Solar photovoltaics slowly lose their generating capacity. Although some solar panels are still working satisfactorily 40 years after installation, the conventional view is that most will dip below 80% of their rated capacity within about 20 years. This will vary slightly between manufacturers and between different types of silicon.
(The information in this article has been updated by a more optimistic article that looks at the before and after experience of a ASHP installation in Oxford, Please go to http://www.carboncommentary.com/2010/08/03/1632)
Small heat pumps are increasingly used to provide space and water heating in UK homes. This trend is strongly encouraged by policy-makers and the government’s proposed Renewable Heat Incentive will add further financial support. The enthusiasm for this expensive technology should be moderated: for a home on the mains gas network, the savings in money will be small. Carbon benefits are probable but far from guaranteed. Moreover, air source heat pumps are unlikely to be able to heat many older homes effectively. Government, manufacturers, and installers need to be very much more cautious in encouraging the use of heat pumps and should use far more conservative payback assumptions.

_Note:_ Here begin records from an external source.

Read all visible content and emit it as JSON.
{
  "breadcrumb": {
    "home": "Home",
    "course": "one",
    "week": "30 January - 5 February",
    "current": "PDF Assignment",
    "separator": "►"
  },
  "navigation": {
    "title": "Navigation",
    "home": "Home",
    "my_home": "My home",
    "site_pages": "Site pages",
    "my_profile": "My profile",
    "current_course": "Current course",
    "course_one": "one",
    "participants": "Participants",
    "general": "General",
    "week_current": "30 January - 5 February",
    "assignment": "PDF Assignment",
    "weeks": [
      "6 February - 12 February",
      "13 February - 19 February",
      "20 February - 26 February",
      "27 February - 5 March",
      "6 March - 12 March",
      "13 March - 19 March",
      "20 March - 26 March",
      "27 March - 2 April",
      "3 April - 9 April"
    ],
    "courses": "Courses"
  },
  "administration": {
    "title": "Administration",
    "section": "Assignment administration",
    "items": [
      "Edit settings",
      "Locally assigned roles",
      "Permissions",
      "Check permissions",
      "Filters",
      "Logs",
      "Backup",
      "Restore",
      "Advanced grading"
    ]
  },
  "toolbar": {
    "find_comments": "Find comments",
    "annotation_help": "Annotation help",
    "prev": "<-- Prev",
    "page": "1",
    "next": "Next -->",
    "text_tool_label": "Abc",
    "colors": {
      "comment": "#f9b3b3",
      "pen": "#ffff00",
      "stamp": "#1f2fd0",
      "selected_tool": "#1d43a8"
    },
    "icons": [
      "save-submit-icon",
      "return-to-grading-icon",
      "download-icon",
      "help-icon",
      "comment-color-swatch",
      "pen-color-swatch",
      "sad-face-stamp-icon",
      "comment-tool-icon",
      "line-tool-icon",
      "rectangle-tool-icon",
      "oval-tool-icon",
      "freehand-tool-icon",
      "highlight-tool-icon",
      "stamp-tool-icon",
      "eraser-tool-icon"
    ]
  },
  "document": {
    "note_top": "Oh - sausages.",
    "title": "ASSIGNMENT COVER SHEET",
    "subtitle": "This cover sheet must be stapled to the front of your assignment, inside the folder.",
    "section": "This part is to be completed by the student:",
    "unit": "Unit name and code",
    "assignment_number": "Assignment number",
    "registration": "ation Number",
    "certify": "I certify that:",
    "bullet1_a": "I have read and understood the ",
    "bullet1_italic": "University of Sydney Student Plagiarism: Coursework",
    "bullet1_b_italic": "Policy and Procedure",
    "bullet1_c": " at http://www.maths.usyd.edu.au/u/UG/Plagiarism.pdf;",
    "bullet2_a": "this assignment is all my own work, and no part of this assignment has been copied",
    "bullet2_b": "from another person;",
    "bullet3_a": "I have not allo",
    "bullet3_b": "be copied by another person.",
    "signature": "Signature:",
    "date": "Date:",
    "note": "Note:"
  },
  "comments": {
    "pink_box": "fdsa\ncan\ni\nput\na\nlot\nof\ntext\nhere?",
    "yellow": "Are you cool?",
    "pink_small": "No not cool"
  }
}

Heat pumps will eventually be a good investment for homeowners but probably not yet.
Tags: ASHPs, Carbon Trust, carbon reduction initiatives, Ceramic Fuel Cells, domestic, domestic heat pumps, Ecodan, energy efficiency, Energy Saving Trust, housing, Ice Energy, Mitsubishi, National Grid, Renewable Heat Incentive, technology
Monday’s announcement by the UK government for smart meters for every home is heavy on ‘empowering consumers’ with real-time knowledge of our energy use and therefore helping us reduce our consumption. But we shouldn’t assume that this is the real reason why the UK is pushing ahead with the compulsory replacement of all meters.
The government wants to emphasise the affordability of climate change mitigation. It produces low estimates of the cost of low-carbon technologies. In the recent 2009 budget documents, the government estimated a cost of 1% of GDP to meet the tough new 2020 targets. In his pronouncement on carbon capture at coal-fired power stations, energy and climate change secretary Ed Miliband later said that his proposals will add 2% to electricity bills.
Are these numbers reasonable? Professor Sir David King, the former chief scientific adviser, says no. In a BBC interview of 26 April, he indicates that he thinks that the cost of reducing the UK’s emissions is much higher than the government indicates but also that the financial implications of not dealing with the climate change threat are far higher than even Nick Stern suggests.
Tags: carbon capture, carbon reduction initiatives, Climate Change Committee, Ed Miliband, fossil fuels, nuclear, politics, power generation, Professor Sir David King, renewables, Stern Review, technology
Gordon Brown says he wants two or three cities to trial electric vehicles before the end of next year. After many false dawns, are we finally about to see the era of the battery car?